Walski has not experienced the LCCT (Low Cost Carrier Terminal) in either country. However, from what's been read in various news reports and blogs (an example of the KLIA LCCT experience can be found here) indicates that the one in Singapore (called Budget Terminal) is better planned. It may not be prettier than our LCCT, but at least it doesn't accuse the traveller of being cheap. And it is air-conditioned.

Word is that the LCCT treats you like a Low Cost customer; no airconditioning, 20km from the KLIA Main Terminal Building, not so easy to get to (taxis are apparently not keen on servicing it)... and the list goes on. Not to mention the notion that the LCCT was rushed for no other reason than to be in operation first before the Singapore Budget Terminal.

And the reputation Malaysia has in the music world? The answer to that may explain why world-class acts like Coldplay (who are scheduled in Singapore this July), Bill Bruford's EARTHWORKS (in Singapore tomorrow), and many more, choose to bypass Malaysia, for other less bureaucratic venues like Bangkok, Singapore or even Jakarta.

Now, don't get Walski wrong - this is not a Singapore-is-better-so-lets-bash-Malaysia post. (more in the full post)

It really is about wondering why we cannot transcend the mentality of the Third World, into the First World. The answer to that can probably be found just by looking around us, at how the Civil Service operates, at the dialogues and news reports...

It almost seems like as much as we don't want to, we are, ourselves, keeping the Malaysian mindset entrenched in the Third World.

Just look at what our policy is for female citizens marrying from outside the country, versus her male compatriots. If you are female, and choose to marry a foriegner, your spouse can almost forget about getting PR - at the very least, it's very, very difficult. Very Third World, if you ask Walski. It's almost like the lawmakers (who are mostly male) giving retribution to the female half of the population - Malaysian not good enough for you? Serve you right!

No wonder Marina Mahathir claims there exists a sexist apartheid in our nation... this is but one of the discriminatory laws against women that exist in our law books. So very Third World.

And in fact, several recent events indicate that we are regressing further and further back to the Third World mental state. Or, should it be said, Third World Mental Status Quo.

The unwillingness of the police to accept the IPCMC - and the apparent support from Umno Youth through their silence. Is a more accountable Police Force a threat to UMNO's holding on to Third World supremacy? Perhaps so. An epitome of Third World thinking.

Censorship merely as an appeasement to one single political demographic viewpoint. The one step forward taken by the Malaysian Censorship board negated by the action of the Home Affairs Minister - three steps back. So Third World one.

The pervasiveness of corruption at various levels of Civil Service - so much so that it has been accepted by some as a facet of Malaysian culture. Very Third World, if you ask Walski.

And many, many more examples of how we're knowingly regressing, as a society, can be quoted. And who ultimately suffers? The society.

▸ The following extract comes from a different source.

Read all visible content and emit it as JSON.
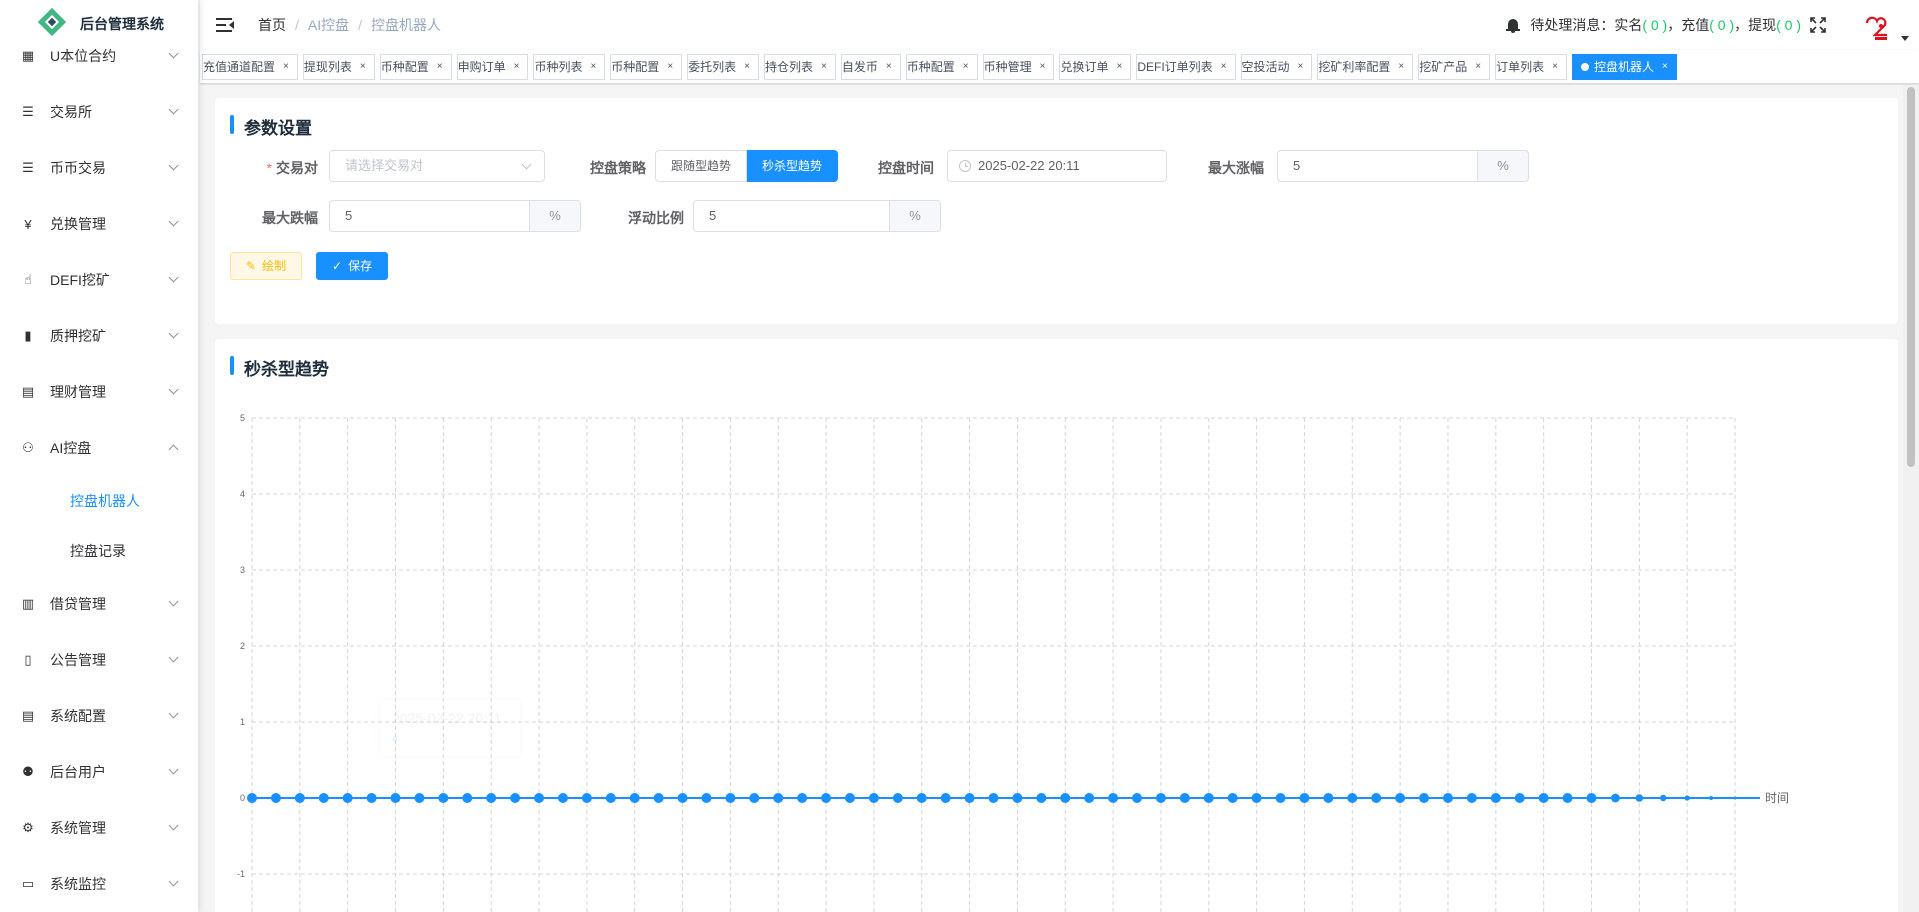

The same society that wants very much to be on the forefront of the world - well, dream on. It's going to be a long, long time before we get there. Probably never in Walski's lifetime.

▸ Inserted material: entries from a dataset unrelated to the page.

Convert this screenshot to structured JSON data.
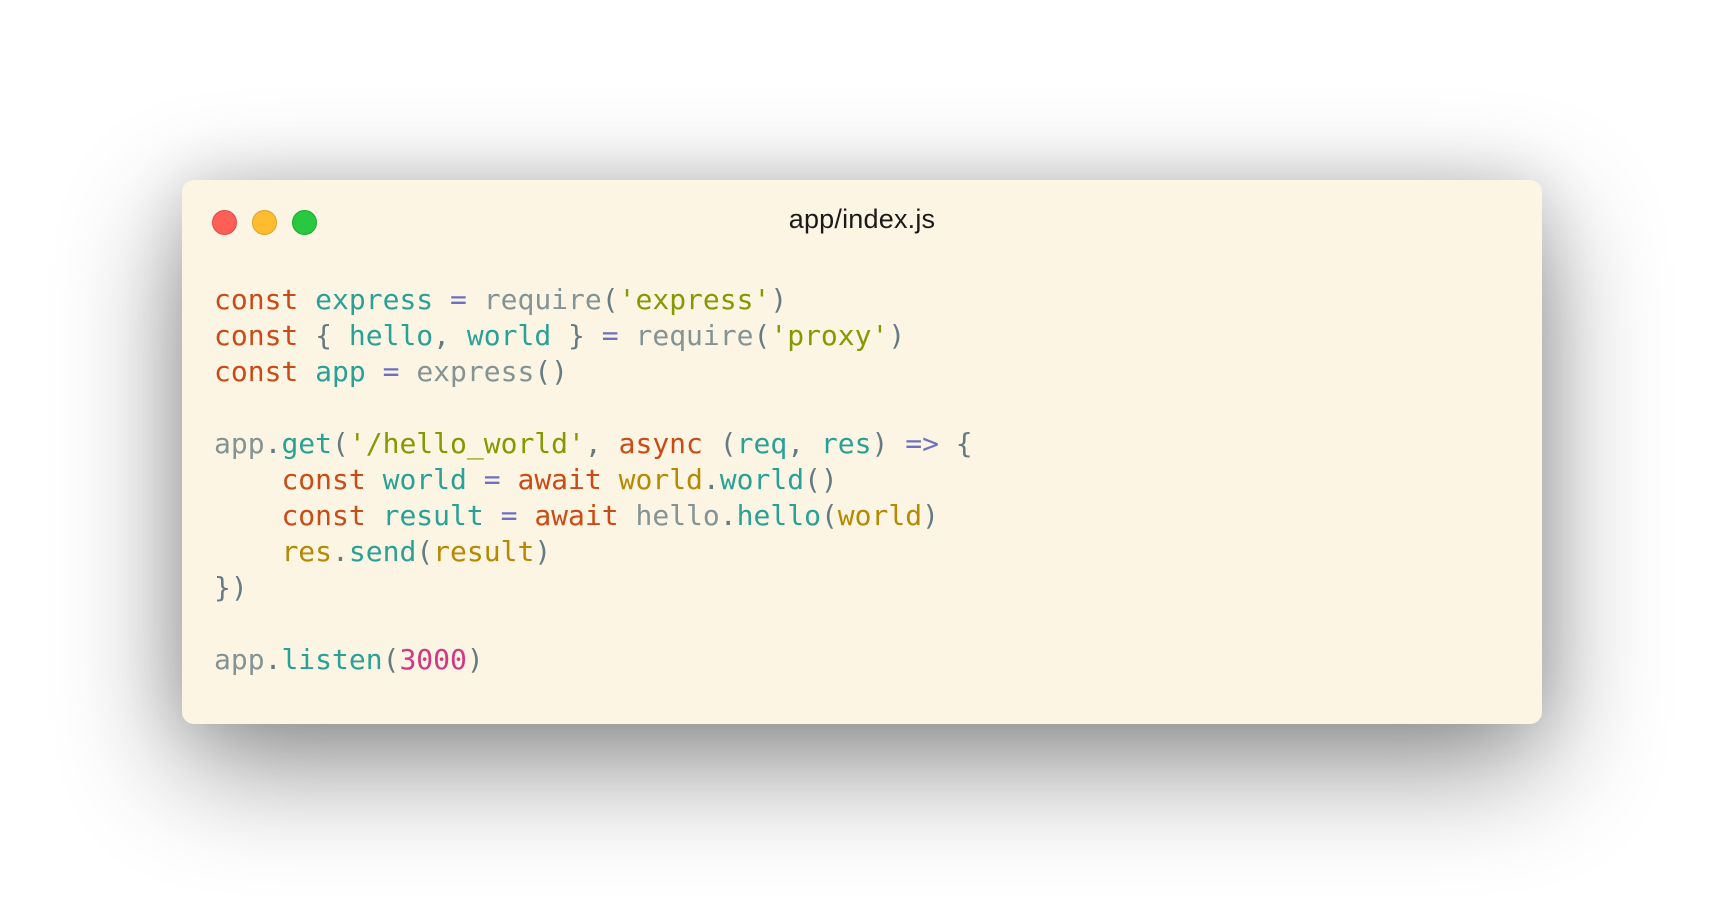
{
  "window": {
    "title": "app/index.js"
  },
  "colors": {
    "background": "#fcf5e3",
    "keyword": "#cb4b16",
    "variable": "#2aa198",
    "operator": "#6c71c4",
    "string": "#859900",
    "number": "#d33682",
    "object": "#b58900",
    "plain": "#657b83",
    "traffic_close": "#ff5f57",
    "traffic_minimize": "#febc2e",
    "traffic_zoom": "#28c840"
  },
  "code": {
    "lines": [
      [
        {
          "t": "const",
          "c": "kw"
        },
        {
          "t": " ",
          "c": "plain"
        },
        {
          "t": "express",
          "c": "var"
        },
        {
          "t": " ",
          "c": "plain"
        },
        {
          "t": "=",
          "c": "op"
        },
        {
          "t": " ",
          "c": "plain"
        },
        {
          "t": "require",
          "c": "fn"
        },
        {
          "t": "(",
          "c": "punc"
        },
        {
          "t": "'express'",
          "c": "str"
        },
        {
          "t": ")",
          "c": "punc"
        }
      ],
      [
        {
          "t": "const",
          "c": "kw"
        },
        {
          "t": " { ",
          "c": "punc"
        },
        {
          "t": "hello",
          "c": "var"
        },
        {
          "t": ", ",
          "c": "punc"
        },
        {
          "t": "world",
          "c": "var"
        },
        {
          "t": " } ",
          "c": "punc"
        },
        {
          "t": "=",
          "c": "op"
        },
        {
          "t": " ",
          "c": "plain"
        },
        {
          "t": "require",
          "c": "fn"
        },
        {
          "t": "(",
          "c": "punc"
        },
        {
          "t": "'proxy'",
          "c": "str"
        },
        {
          "t": ")",
          "c": "punc"
        }
      ],
      [
        {
          "t": "const",
          "c": "kw"
        },
        {
          "t": " ",
          "c": "plain"
        },
        {
          "t": "app",
          "c": "var"
        },
        {
          "t": " ",
          "c": "plain"
        },
        {
          "t": "=",
          "c": "op"
        },
        {
          "t": " ",
          "c": "plain"
        },
        {
          "t": "express",
          "c": "fn"
        },
        {
          "t": "()",
          "c": "punc"
        }
      ],
      [],
      [
        {
          "t": "app",
          "c": "fn"
        },
        {
          "t": ".",
          "c": "punc"
        },
        {
          "t": "get",
          "c": "prop"
        },
        {
          "t": "(",
          "c": "punc"
        },
        {
          "t": "'/hello_world'",
          "c": "str"
        },
        {
          "t": ", ",
          "c": "punc"
        },
        {
          "t": "async",
          "c": "kw"
        },
        {
          "t": " (",
          "c": "punc"
        },
        {
          "t": "req",
          "c": "var"
        },
        {
          "t": ", ",
          "c": "punc"
        },
        {
          "t": "res",
          "c": "var"
        },
        {
          "t": ") ",
          "c": "punc"
        },
        {
          "t": "=>",
          "c": "op"
        },
        {
          "t": " {",
          "c": "punc"
        }
      ],
      [
        {
          "t": "    ",
          "c": "plain"
        },
        {
          "t": "const",
          "c": "kw"
        },
        {
          "t": " ",
          "c": "plain"
        },
        {
          "t": "world",
          "c": "var"
        },
        {
          "t": " ",
          "c": "plain"
        },
        {
          "t": "=",
          "c": "op"
        },
        {
          "t": " ",
          "c": "plain"
        },
        {
          "t": "await",
          "c": "kw"
        },
        {
          "t": " ",
          "c": "plain"
        },
        {
          "t": "world",
          "c": "obj"
        },
        {
          "t": ".",
          "c": "punc"
        },
        {
          "t": "world",
          "c": "prop"
        },
        {
          "t": "()",
          "c": "punc"
        }
      ],
      [
        {
          "t": "    ",
          "c": "plain"
        },
        {
          "t": "const",
          "c": "kw"
        },
        {
          "t": " ",
          "c": "plain"
        },
        {
          "t": "result",
          "c": "var"
        },
        {
          "t": " ",
          "c": "plain"
        },
        {
          "t": "=",
          "c": "op"
        },
        {
          "t": " ",
          "c": "plain"
        },
        {
          "t": "await",
          "c": "kw"
        },
        {
          "t": " ",
          "c": "plain"
        },
        {
          "t": "hello",
          "c": "fn"
        },
        {
          "t": ".",
          "c": "punc"
        },
        {
          "t": "hello",
          "c": "prop"
        },
        {
          "t": "(",
          "c": "punc"
        },
        {
          "t": "world",
          "c": "obj"
        },
        {
          "t": ")",
          "c": "punc"
        }
      ],
      [
        {
          "t": "    ",
          "c": "plain"
        },
        {
          "t": "res",
          "c": "obj"
        },
        {
          "t": ".",
          "c": "punc"
        },
        {
          "t": "send",
          "c": "prop"
        },
        {
          "t": "(",
          "c": "punc"
        },
        {
          "t": "result",
          "c": "obj"
        },
        {
          "t": ")",
          "c": "punc"
        }
      ],
      [
        {
          "t": "})",
          "c": "punc"
        }
      ],
      [],
      [
        {
          "t": "app",
          "c": "fn"
        },
        {
          "t": ".",
          "c": "punc"
        },
        {
          "t": "listen",
          "c": "prop"
        },
        {
          "t": "(",
          "c": "punc"
        },
        {
          "t": "3000",
          "c": "num"
        },
        {
          "t": ")",
          "c": "punc"
        }
      ]
    ]
  }
}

But if we are only willing to learn, lessons about how to be First World can be found in abundance. The recent actions of a certain Datuk Shahrir, stepping down as the head of the BN Back Benchers Club - that's a First World type of action. The Royal Commission proposing a body to oversee police action, ensuring they work within the bounds of the law - First World.

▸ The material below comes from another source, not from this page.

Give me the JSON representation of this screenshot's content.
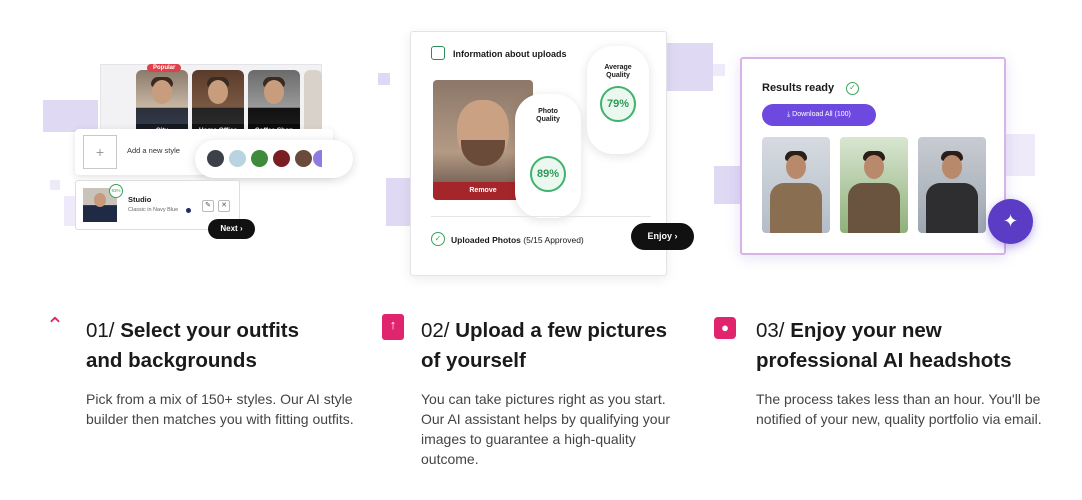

But there's a long way to go yet, believe you me. And for a glimpse of what a First World Malaysia could be like, all you need to do is take a drive south...

It's just a matter of whether or not we want to be there, not a question of can or cannot.